CANADIAN RAILWAY OFFICE OF ARBITRATION
CASE NO. 808
Heard at Montreal, Tuesday, February 10, 1981
BRITISH COLUMBIA RAILWAY
UNITED TRANSPORTATION UNION
Trainman C.S. Mulhall claiming 8 hours’ payment for run-around.
EMPLOYEES’ STATEMENT OF ISSUE:
On April 29, 1980, trainman C.S. Mulhall was called by telephone for the 1800 yard in North Vancouver. The crew office has admitted that his home phone was busy.
The Company’s position is that they are not obligated to call Mr. C.S. Mulhall in person declining run-around.
The Union contends that this is a violation of Article 123(b) and when they could not reach C.S. Mulhall by phone they should have called him in person. The Union requests for these reasons that C.S.
Mulhall be compensated 8 hours’ payment for being run-around in accordance with Article 307(a) of current collective agreement.
The Company has declined the Union’s request.
FOR THE EMPLOYEES:
(SGD.) K. A. LINDLEY
There appeared on behalf of the Company:
P. A. MacDonald – Vice-President, Labour Relations, Vancouver
H. Collins – Supervisor, Labour Relations, Vancouver
B. M. McIntosh – Labour Relations, Vancouver
And on behalf of the Brotherhood:
K. A. Lindley – General Chairman, Surrey
J. H. Sandie – Vice-President, Sault Ste. Marie
AWARD OF THE ARBITRATOR
The grievor was, at the material times, assigned to the trainmen’s spareboard at North Vancouver. If, in the circumstances of this case, he was indeed run-around then he would be entitled to eight hours’ pay pursuant to Article 307(a) of the collective agreement.
It was, it is clear, the grievor’s turn to be called, and the Company did in fact attempt to call the grievor for the 1800 yard assignment in North Vancouver on April 29, 1980. It is also clear that the grievor did not in fact receive a call. The issue in this case is as to the sufficiency of the Company’s efforts to call the grievor, having regard to the requirements of Article 123(b) of the collective agreement.
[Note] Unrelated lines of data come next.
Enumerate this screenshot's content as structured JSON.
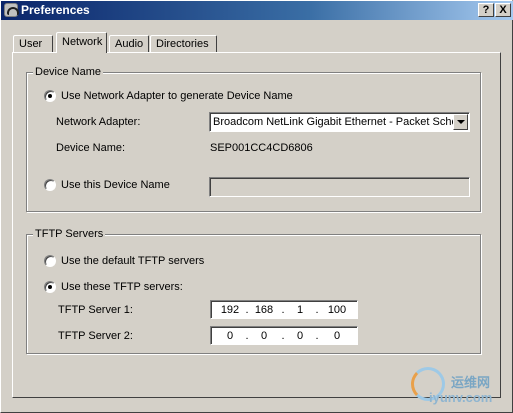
{
  "window": {
    "title": "Preferences",
    "help_label": "?",
    "close_label": "X"
  },
  "tabs": [
    {
      "label": "User",
      "active": false
    },
    {
      "label": "Network",
      "active": true
    },
    {
      "label": "Audio",
      "active": false
    },
    {
      "label": "Directories",
      "active": false
    }
  ],
  "device_name_group": {
    "legend": "Device Name",
    "use_adapter_radio": {
      "label": "Use Network Adapter to generate Device Name",
      "checked": true
    },
    "network_adapter_label": "Network Adapter:",
    "network_adapter_value": "Broadcom NetLink Gigabit Ethernet - Packet Schec",
    "device_name_label": "Device Name:",
    "device_name_value": "SEP001CC4CD6806",
    "use_this_radio": {
      "label": "Use this Device Name",
      "checked": false
    },
    "device_name_input_value": ""
  },
  "tftp_group": {
    "legend": "TFTP Servers",
    "default_radio": {
      "label": "Use the default TFTP servers",
      "checked": false
    },
    "these_radio": {
      "label": "Use these TFTP servers:",
      "checked": true
    },
    "server1_label": "TFTP Server 1:",
    "server1": [
      "192",
      "168",
      "1",
      "100"
    ],
    "server2_label": "TFTP Server 2:",
    "server2": [
      "0",
      "0",
      "0",
      "0"
    ]
  },
  "watermark": {
    "cn": "运维网",
    "en": "iyunv.com"
  }
}
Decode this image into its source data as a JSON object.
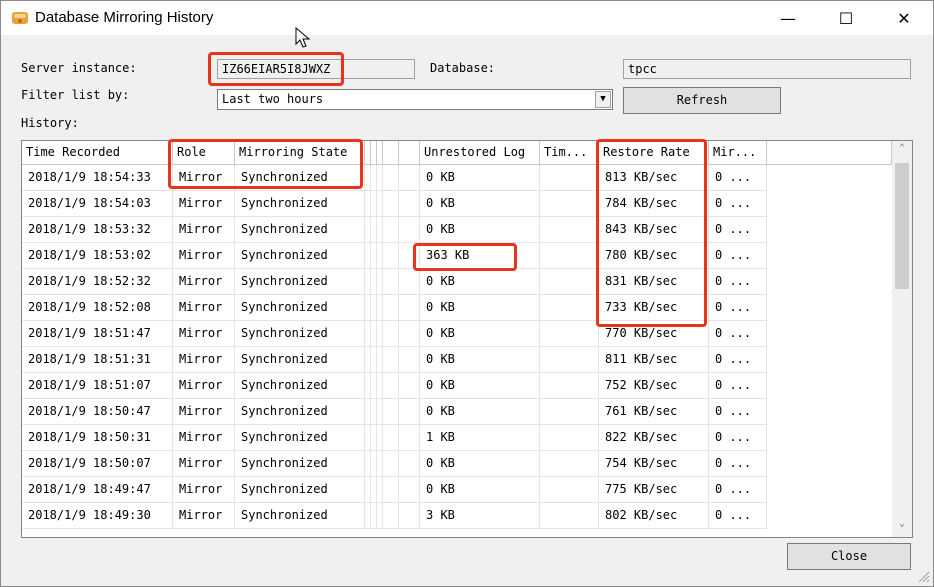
{
  "window": {
    "title": "Database Mirroring History",
    "controls": {
      "minimize": "—",
      "maximize": "☐",
      "close": "✕"
    }
  },
  "form": {
    "server_instance_label": "Server instance:",
    "server_instance_value": "IZ66EIAR5I8JWXZ",
    "database_label": "Database:",
    "database_value": "tpcc",
    "filter_label": "Filter list by:",
    "filter_value": "Last two hours",
    "refresh_label": "Refresh",
    "history_label": "History:"
  },
  "table": {
    "headers": [
      "Time Recorded",
      "Role",
      "Mirroring State",
      "",
      "",
      "",
      "",
      "",
      "Unrestored Log",
      "Tim...",
      "Restore Rate",
      "Mir..."
    ],
    "rows": [
      [
        "2018/1/9 18:54:33",
        "Mirror",
        "Synchronized",
        "0 KB",
        "813 KB/sec",
        "0 ..."
      ],
      [
        "2018/1/9 18:54:03",
        "Mirror",
        "Synchronized",
        "0 KB",
        "784 KB/sec",
        "0 ..."
      ],
      [
        "2018/1/9 18:53:32",
        "Mirror",
        "Synchronized",
        "0 KB",
        "843 KB/sec",
        "0 ..."
      ],
      [
        "2018/1/9 18:53:02",
        "Mirror",
        "Synchronized",
        "363 KB",
        "780 KB/sec",
        "0 ..."
      ],
      [
        "2018/1/9 18:52:32",
        "Mirror",
        "Synchronized",
        "0 KB",
        "831 KB/sec",
        "0 ..."
      ],
      [
        "2018/1/9 18:52:08",
        "Mirror",
        "Synchronized",
        "0 KB",
        "733 KB/sec",
        "0 ..."
      ],
      [
        "2018/1/9 18:51:47",
        "Mirror",
        "Synchronized",
        "0 KB",
        "770 KB/sec",
        "0 ..."
      ],
      [
        "2018/1/9 18:51:31",
        "Mirror",
        "Synchronized",
        "0 KB",
        "811 KB/sec",
        "0 ..."
      ],
      [
        "2018/1/9 18:51:07",
        "Mirror",
        "Synchronized",
        "0 KB",
        "752 KB/sec",
        "0 ..."
      ],
      [
        "2018/1/9 18:50:47",
        "Mirror",
        "Synchronized",
        "0 KB",
        "761 KB/sec",
        "0 ..."
      ],
      [
        "2018/1/9 18:50:31",
        "Mirror",
        "Synchronized",
        "1 KB",
        "822 KB/sec",
        "0 ..."
      ],
      [
        "2018/1/9 18:50:07",
        "Mirror",
        "Synchronized",
        "0 KB",
        "754 KB/sec",
        "0 ..."
      ],
      [
        "2018/1/9 18:49:47",
        "Mirror",
        "Synchronized",
        "0 KB",
        "775 KB/sec",
        "0 ..."
      ],
      [
        "2018/1/9 18:49:30",
        "Mirror",
        "Synchronized",
        "3 KB",
        "802 KB/sec",
        "0 ..."
      ]
    ]
  },
  "footer": {
    "close_label": "Close"
  },
  "colors": {
    "highlight": "#e8341c",
    "background": "#f0f0f0"
  }
}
That Article is as follows:
123 (b) Trainmen will be given a two (2) hour call when practicable and when telephone service is available, call may be given by telephone. When for any reasons a call cannot be made by telephone, Trainmen will be called in person.
In the instant case the Crew Dispatcher did attempt to call the grievor in his turn. The Dispatcher’s log shows that between 1600 and 1605 attempts were made to reach the grievor by telephone. The grievor’s home telephone number was called and no answer was made. It was then verified with the telephone company that that number was ringing. Of course, it is possible, as the Union argued, that despite the telephone company’s verification the telephone in the grievor’s home was not in fact ringing. Verification by the telephone company should, however, be accepted as prima facie evidence that the telephone was in order. On the balance of probabilities, and given the evidence of the Dispatcher’s log, being a record kept in the ordinary course of his duties, it is my finding that the grievor’s telephone number was properly called, and that no answer was made. The Dispatcher called an alternate number for the grievor but again, there was no answer.
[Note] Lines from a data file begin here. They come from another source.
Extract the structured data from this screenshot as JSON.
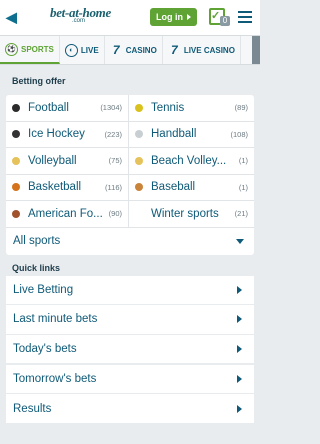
{
  "header": {
    "logo_main": "bet-at-home",
    "logo_sub": ".com",
    "login_label": "Log in",
    "betslip_count": "0"
  },
  "nav": [
    {
      "label": "SPORTS",
      "icon": "soccer-ball-icon",
      "glyph": "⚽",
      "active": true
    },
    {
      "label": "LIVE",
      "icon": "live-ball-icon",
      "glyph": "◐",
      "active": false
    },
    {
      "label": "CASINO",
      "icon": "casino-seven-icon",
      "glyph": "7",
      "active": false
    },
    {
      "label": "LIVE CASINO",
      "icon": "live-casino-seven-icon",
      "glyph": "7",
      "active": false
    }
  ],
  "betting_offer": {
    "title": "Betting offer",
    "sports": [
      {
        "name": "Football",
        "count": "(1304)",
        "icon": "football-icon",
        "color": "#2b2b2b"
      },
      {
        "name": "Tennis",
        "count": "(89)",
        "icon": "tennis-ball-icon",
        "color": "#d9c21e"
      },
      {
        "name": "Ice Hockey",
        "count": "(223)",
        "icon": "ice-hockey-puck-icon",
        "color": "#333333"
      },
      {
        "name": "Handball",
        "count": "(108)",
        "icon": "handball-icon",
        "color": "#c8cfd3"
      },
      {
        "name": "Volleyball",
        "count": "(75)",
        "icon": "volleyball-icon",
        "color": "#e6c25a"
      },
      {
        "name": "Beach Volley...",
        "count": "(1)",
        "icon": "beach-volleyball-icon",
        "color": "#e6c25a"
      },
      {
        "name": "Basketball",
        "count": "(116)",
        "icon": "basketball-icon",
        "color": "#d4731c"
      },
      {
        "name": "Baseball",
        "count": "(1)",
        "icon": "baseball-icon",
        "color": "#c9843a"
      },
      {
        "name": "American Fo...",
        "count": "(90)",
        "icon": "american-football-icon",
        "color": "#a0522d"
      },
      {
        "name": "Winter sports",
        "count": "(21)",
        "icon": "winter-sports-icon",
        "color": "#ffffff"
      }
    ],
    "all_sports_label": "All sports"
  },
  "quick_links": {
    "title": "Quick links",
    "items": [
      "Live Betting",
      "Last minute bets",
      "Today's bets",
      "Tomorrow's bets",
      "Results"
    ]
  }
}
In these circumstances, I do not think that it would be correct to say that the call could not be made by telephone. It appears from the evidence that it could indeed be made, and was made. It was not, however, received, perhaps because the grievor was not there to receive it. Article 123(b) does not require a call to be made in person whenever a telephone call does not result in contact with the employee. Rather, it requires a call to be made in person where a telephone call "cannot be made". What is contemplated in my view, is the situation where telephone service is not available or has broken down. The first sentence of Article 123(b), it will be noted, provides that calls may be given by telephone "when telephone service is available". Here, telephone service was available, and telephone calls were made. The collective agreement does not go on to provide that where telephone service is available and where a telephone call is made but not answered, a personal call must then be made.
In the circumstances of the instant case I find that there was no violation of Article 123(b). Accordingly, the grievance must be dismissed.
(signed) J. F. W. WEATHERILL